## EXERCISE OBJECTIVE
Nothing but a number is wanted here: the tally of lines in the material below that include "content".

════════════════

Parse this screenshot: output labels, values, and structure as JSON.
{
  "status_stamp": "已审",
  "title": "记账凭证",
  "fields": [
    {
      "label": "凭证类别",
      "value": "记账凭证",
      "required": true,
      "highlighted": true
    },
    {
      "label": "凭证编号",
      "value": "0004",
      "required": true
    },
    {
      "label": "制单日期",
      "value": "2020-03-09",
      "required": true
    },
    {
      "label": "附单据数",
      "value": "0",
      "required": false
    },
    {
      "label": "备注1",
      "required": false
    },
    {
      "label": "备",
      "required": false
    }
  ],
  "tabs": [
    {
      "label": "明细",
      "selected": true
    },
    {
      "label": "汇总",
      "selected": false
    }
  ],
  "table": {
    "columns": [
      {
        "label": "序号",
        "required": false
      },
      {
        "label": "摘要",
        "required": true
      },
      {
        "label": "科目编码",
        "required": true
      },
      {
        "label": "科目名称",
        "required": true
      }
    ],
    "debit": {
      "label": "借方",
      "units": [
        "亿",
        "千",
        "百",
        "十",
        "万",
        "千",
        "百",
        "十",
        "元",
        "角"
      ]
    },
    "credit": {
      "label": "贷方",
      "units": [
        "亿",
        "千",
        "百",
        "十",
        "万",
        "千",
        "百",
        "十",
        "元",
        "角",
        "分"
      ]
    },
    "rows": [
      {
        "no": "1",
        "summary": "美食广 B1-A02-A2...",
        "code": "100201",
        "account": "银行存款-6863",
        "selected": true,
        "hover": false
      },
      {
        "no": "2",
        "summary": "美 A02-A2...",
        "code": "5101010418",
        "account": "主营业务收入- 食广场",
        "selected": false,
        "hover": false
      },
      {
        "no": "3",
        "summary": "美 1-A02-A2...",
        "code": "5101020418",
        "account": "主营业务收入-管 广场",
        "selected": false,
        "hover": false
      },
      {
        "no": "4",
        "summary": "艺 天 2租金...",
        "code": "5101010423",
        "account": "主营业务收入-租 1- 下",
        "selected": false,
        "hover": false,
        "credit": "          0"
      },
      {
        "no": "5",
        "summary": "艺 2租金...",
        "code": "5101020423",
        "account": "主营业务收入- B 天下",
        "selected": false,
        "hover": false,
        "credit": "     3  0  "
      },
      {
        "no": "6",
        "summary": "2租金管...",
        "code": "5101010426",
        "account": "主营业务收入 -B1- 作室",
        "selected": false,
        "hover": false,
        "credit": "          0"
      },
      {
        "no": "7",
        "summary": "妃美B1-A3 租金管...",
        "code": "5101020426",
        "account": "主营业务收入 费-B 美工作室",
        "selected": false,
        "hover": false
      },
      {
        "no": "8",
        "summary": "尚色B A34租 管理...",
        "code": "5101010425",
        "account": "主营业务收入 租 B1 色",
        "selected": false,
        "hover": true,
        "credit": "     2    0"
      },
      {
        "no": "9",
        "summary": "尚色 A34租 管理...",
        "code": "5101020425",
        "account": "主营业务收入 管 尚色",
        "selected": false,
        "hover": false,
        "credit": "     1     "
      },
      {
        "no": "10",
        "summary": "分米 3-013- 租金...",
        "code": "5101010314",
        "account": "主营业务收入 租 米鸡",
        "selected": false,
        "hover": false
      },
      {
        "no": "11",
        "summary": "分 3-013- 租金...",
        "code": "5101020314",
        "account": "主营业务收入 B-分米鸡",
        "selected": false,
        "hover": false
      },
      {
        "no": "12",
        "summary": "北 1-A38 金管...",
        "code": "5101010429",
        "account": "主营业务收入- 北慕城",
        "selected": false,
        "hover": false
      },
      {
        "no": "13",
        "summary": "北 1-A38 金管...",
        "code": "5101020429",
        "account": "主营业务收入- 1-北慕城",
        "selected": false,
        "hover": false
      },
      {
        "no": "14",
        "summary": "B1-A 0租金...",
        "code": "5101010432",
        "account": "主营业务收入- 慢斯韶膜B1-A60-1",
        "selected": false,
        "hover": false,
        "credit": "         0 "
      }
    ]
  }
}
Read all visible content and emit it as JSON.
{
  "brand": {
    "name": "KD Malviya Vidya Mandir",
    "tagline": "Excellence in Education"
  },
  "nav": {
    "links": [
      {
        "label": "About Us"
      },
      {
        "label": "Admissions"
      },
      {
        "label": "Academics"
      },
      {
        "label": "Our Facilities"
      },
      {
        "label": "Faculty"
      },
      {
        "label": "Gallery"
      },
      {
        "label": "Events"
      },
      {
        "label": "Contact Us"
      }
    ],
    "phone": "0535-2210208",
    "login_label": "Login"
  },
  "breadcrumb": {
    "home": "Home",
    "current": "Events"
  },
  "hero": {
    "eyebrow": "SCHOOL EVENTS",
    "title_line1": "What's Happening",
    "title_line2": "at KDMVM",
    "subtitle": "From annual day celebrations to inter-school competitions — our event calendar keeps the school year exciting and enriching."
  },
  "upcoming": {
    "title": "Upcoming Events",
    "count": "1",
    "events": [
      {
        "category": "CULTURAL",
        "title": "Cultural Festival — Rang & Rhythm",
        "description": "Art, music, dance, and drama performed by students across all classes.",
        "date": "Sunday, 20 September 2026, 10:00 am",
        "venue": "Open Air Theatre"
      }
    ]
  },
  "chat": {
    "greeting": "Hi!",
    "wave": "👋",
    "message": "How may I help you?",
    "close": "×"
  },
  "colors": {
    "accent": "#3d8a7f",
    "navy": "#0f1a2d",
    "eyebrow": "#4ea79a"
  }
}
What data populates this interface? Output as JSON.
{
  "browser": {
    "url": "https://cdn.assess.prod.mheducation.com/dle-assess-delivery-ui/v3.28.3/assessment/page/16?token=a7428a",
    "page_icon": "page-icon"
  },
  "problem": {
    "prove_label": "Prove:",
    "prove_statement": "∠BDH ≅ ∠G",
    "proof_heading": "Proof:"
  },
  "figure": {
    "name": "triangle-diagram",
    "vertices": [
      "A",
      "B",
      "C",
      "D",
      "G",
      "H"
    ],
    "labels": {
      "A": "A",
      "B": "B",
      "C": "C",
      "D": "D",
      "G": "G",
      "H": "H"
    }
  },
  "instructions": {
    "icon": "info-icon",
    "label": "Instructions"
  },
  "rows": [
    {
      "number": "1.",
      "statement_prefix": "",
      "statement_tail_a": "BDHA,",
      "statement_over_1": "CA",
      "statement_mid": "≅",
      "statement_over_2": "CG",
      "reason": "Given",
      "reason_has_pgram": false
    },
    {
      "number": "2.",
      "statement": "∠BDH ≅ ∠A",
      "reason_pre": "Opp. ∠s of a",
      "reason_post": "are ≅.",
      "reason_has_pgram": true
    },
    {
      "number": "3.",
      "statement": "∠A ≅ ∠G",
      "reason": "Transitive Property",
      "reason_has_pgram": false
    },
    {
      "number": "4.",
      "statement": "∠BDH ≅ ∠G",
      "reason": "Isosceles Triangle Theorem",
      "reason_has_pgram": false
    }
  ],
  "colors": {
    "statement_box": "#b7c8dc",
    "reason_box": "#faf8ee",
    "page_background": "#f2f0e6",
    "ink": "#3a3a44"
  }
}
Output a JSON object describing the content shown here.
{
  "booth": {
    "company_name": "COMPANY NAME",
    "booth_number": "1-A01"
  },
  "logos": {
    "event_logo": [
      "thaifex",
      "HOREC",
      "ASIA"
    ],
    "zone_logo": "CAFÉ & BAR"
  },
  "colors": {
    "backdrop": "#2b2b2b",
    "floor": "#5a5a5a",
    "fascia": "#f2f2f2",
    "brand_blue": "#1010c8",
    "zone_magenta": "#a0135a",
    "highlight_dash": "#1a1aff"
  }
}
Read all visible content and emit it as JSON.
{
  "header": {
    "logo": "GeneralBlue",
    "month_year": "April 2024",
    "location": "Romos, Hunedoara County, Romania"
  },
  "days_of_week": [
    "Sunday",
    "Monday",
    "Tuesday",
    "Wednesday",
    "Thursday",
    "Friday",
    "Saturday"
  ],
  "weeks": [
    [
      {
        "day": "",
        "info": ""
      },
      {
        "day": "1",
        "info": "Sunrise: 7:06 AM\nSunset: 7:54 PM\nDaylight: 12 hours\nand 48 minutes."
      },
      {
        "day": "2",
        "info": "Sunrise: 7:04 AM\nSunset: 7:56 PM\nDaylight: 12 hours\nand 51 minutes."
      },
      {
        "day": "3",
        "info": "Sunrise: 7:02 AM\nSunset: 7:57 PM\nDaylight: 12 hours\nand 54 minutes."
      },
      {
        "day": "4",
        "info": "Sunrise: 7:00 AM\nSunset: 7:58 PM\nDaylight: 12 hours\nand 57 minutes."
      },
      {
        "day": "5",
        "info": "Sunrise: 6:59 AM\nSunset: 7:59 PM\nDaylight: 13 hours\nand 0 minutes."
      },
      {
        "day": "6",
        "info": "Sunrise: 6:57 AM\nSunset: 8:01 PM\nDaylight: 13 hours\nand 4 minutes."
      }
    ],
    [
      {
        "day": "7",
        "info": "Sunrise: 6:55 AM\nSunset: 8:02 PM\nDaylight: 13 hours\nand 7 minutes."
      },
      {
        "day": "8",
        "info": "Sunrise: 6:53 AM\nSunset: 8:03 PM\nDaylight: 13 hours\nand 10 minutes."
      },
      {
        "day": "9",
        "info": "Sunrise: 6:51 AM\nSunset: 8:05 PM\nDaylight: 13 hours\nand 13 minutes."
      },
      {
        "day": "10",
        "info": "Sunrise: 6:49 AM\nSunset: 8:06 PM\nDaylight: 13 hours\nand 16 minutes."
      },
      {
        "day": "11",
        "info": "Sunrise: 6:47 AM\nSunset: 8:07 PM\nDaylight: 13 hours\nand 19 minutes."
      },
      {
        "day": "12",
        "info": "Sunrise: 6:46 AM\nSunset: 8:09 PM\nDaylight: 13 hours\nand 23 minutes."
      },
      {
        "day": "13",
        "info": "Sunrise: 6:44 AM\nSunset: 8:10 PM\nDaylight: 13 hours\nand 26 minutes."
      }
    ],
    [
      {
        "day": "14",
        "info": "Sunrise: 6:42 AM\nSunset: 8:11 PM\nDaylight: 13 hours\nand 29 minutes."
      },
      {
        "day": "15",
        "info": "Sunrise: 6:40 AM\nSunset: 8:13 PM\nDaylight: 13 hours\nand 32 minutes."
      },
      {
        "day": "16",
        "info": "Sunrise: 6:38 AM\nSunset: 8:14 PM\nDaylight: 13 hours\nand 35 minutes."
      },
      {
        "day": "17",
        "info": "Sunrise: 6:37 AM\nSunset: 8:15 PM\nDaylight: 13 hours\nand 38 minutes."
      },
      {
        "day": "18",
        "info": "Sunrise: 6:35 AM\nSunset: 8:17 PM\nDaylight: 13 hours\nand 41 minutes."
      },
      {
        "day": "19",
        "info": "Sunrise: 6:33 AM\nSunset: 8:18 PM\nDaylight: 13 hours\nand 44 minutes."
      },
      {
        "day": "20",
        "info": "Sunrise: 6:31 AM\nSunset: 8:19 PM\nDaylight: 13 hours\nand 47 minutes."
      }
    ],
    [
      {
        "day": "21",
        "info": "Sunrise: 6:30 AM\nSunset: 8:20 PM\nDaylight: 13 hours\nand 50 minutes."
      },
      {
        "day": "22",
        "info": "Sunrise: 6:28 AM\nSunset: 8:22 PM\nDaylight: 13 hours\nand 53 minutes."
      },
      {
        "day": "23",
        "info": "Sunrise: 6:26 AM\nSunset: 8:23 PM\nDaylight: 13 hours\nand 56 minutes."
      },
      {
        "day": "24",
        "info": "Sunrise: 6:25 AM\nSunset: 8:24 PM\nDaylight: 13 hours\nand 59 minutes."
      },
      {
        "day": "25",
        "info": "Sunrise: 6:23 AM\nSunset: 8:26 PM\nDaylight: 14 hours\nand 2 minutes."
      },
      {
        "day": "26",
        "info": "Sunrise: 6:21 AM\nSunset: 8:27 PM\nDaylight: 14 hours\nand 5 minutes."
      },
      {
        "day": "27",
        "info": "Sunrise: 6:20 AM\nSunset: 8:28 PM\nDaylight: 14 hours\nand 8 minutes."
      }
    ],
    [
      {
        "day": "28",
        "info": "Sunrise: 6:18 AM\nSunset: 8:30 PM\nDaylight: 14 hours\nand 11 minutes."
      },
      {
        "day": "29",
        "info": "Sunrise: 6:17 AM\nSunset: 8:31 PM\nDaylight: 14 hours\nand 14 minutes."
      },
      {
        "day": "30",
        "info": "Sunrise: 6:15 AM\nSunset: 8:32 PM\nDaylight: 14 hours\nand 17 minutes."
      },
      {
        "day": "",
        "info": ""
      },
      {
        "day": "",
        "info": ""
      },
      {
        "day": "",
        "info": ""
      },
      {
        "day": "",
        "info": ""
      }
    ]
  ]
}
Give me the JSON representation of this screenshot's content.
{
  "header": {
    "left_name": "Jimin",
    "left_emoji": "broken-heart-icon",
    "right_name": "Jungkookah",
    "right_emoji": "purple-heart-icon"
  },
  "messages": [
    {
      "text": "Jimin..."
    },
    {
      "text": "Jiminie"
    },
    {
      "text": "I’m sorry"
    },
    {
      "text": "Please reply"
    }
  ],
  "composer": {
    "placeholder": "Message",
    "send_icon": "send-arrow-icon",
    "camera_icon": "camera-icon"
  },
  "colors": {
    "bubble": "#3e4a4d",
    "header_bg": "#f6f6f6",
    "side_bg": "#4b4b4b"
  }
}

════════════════

## THE COMPLETED TASK
4